workers during asbestos removal at its Schiller
Park, Ill., facility. OSHA proposed penalties
Other recent cases where workers have been
exposed to asbestos fiber hazards include
several Justice Department
prosecutions involving the hiring of untrained
workers, often homeless people or unwary
teenagers, to rip out asbestos; OSHA citations
against seven contractors for violating asbestos
and lead standards during a demolition and salvage
project at the former Greater Pittsburgh Airport;
and OSHA citations against a construction
firm in Delray Beach, Fla., that used untrained
laborers to perform asbestos removal.
Ho has 15 working days to contest the citations
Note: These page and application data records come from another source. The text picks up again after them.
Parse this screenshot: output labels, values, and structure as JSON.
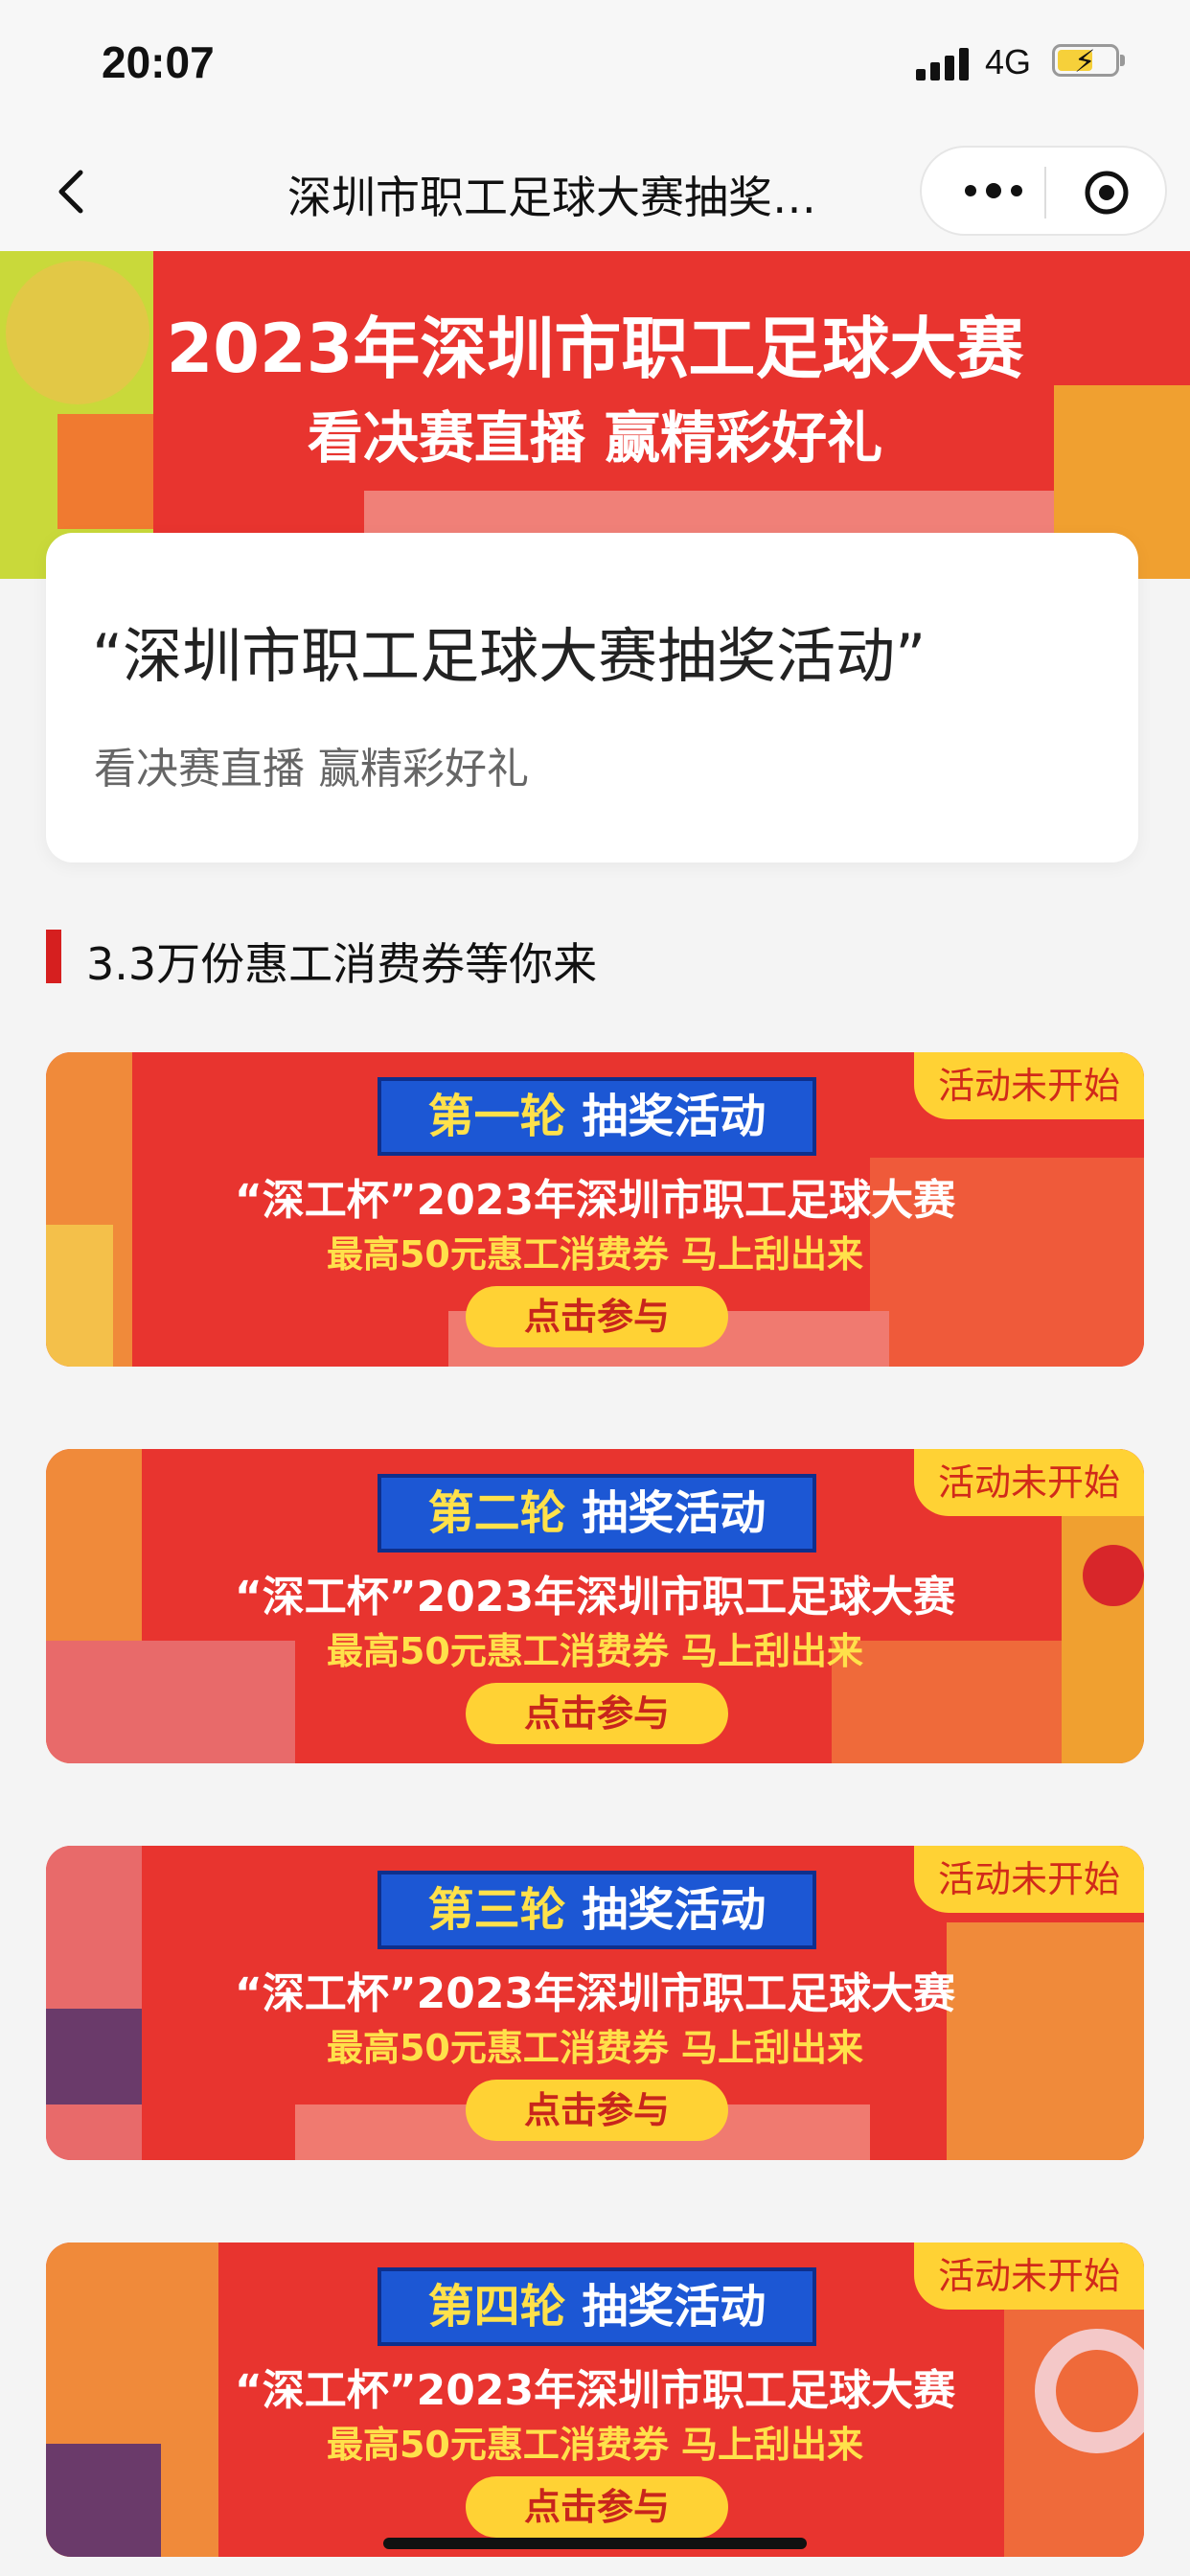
{
  "status_bar": {
    "time": "20:07",
    "network": "4G"
  },
  "nav": {
    "title": "深圳市职工足球大赛抽奖…"
  },
  "hero": {
    "line1": "2023年深圳市职工足球大赛",
    "line2": "看决赛直播 赢精彩好礼"
  },
  "info": {
    "title": "“深圳市职工足球大赛抽奖活动”",
    "subtitle": "看决赛直播 赢精彩好礼"
  },
  "section": {
    "title": "3.3万份惠工消费券等你来"
  },
  "lotteries": [
    {
      "status": "活动未开始",
      "round": "第一轮",
      "activity": "抽奖活动",
      "title": "“深工杯”2023年深圳市职工足球大赛",
      "subtitle": "最高50元惠工消费券 马上刮出来",
      "button": "点击参与"
    },
    {
      "status": "活动未开始",
      "round": "第二轮",
      "activity": "抽奖活动",
      "title": "“深工杯”2023年深圳市职工足球大赛",
      "subtitle": "最高50元惠工消费券 马上刮出来",
      "button": "点击参与"
    },
    {
      "status": "活动未开始",
      "round": "第三轮",
      "activity": "抽奖活动",
      "title": "“深工杯”2023年深圳市职工足球大赛",
      "subtitle": "最高50元惠工消费券 马上刮出来",
      "button": "点击参与"
    },
    {
      "status": "活动未开始",
      "round": "第四轮",
      "activity": "抽奖活动",
      "title": "“深工杯”2023年深圳市职工足球大赛",
      "subtitle": "最高50元惠工消费券 马上刮出来",
      "button": "点击参与"
    }
  ],
  "colors": {
    "accent_red": "#d61f1f",
    "banner_red": "#e8342f",
    "yellow": "#ffd234",
    "blue": "#1c57d4"
  }
}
and proposed penalties before the independent
Occupational Safety and Health Review Commission.
SUMMARY OF CITATIONS AND PROPOSED PENALTIES
ERIC K.HO, HO HO HO EXPRESS, INC.,
and HOUSTON FRUITLAND, INC.
ALLEGED WILLFUL VIOLATIONS
Twenty-eight willful violations for failing to:
Provide a competent person to supervise Class I asbestos work*;
Provide each employee with adequate respirators and ensure their use;
Perform an initial exposure assessment for asbestos prior to commencement
of Class I asbestos work;
Perform air monitoring;
Inform employees of the presence of asbestos-containing material;
Provide training for each employee performing Class I asbestos work, and
Dispose of asbestos waste in sealed, labeled bags.
One willful violation of Section 5(a)(1) of
the Occupational Safety and Health Act, which
requires the employer to keep the workplace free
from known and recognized hazards that could
cause death or serious physical harm. This
citation was for requiring an employee to open
a pipe with unknown contents.
The proposed penalty for each willful violation
is $49,000 after reducing the $70,000 maximum
penalty for the size and past history of the
Class I asbestos work involves removal of
thermal insulation and surfacing material
with asbestos containing material and presumed
asbestos containing material. The work done by
the employees on the site was Class I asbestos work.
TOTAL PROPOSED PENALTIES FOR ALLEGED WILLFUL VIOLATIONS
(Willful violations are those committed with
an intentional disregard of, or plain indifference
to, the requirements of the Occupational Safety
and Health Act and regulations.)
ALLEGED SERIOUS VIOLATIONS
Twelve serious violations for failing to:
Conduct all Class I asbestos work within a regulated area;
Use engineering and work practice controls during Class I asbestos work; perform dry sweeping and shoveling of dust and debris containing asbestos; ensure that airborne asbestos did not migrate from regulated areas during the work; ventilate regulated area properly; use a prescribed control method for Class I asbestos work;
Institute a respiratory protection program;
Provide protective clothing;
Establish decontamination area for Class I asbestos work;
Identify the quantity of asbestos-containing material prior to the commencement of Class I asbestos work;
Post warning signs during Class I asbestos work;
Institute a medical surveillance program for employees performing Class I asbestos work;
Have a communication system for contacting an ambulance service;
Provide potable water for washing and drinking;
Provide an adequate toilet facility; and
Have a method to inform employees about the hazards of unlabeled pipes.
The proposed penalty for each serious violation
is $4,900 after reducing the $7,000 maximum penalty
for the size and past history of the employer.
TOTAL PROPOSED PENALTIES FOR ALLEGED SERIOUS VIOLATIONS
(A serious violation is defined as one in which
there is a substantial probability that death or
serious physical harm could result, and the employer
knew or should have known of the hazard.)
ALLEGED OTHER-THAN-SERIOUS VIOLATION
Failure to report the March 11, 1998, incident
that resulted in the hospitalization of three
employees. Proposed penalty of $700.(An other-than-serious
violation is a hazardous condition that would probably
not cause death or serious physical harm, but
would have a direct and immediate relationship
to the safety and/or health of employees.)
GRAND TOTAL OF PROPOSED PENALTIES = $1,480,500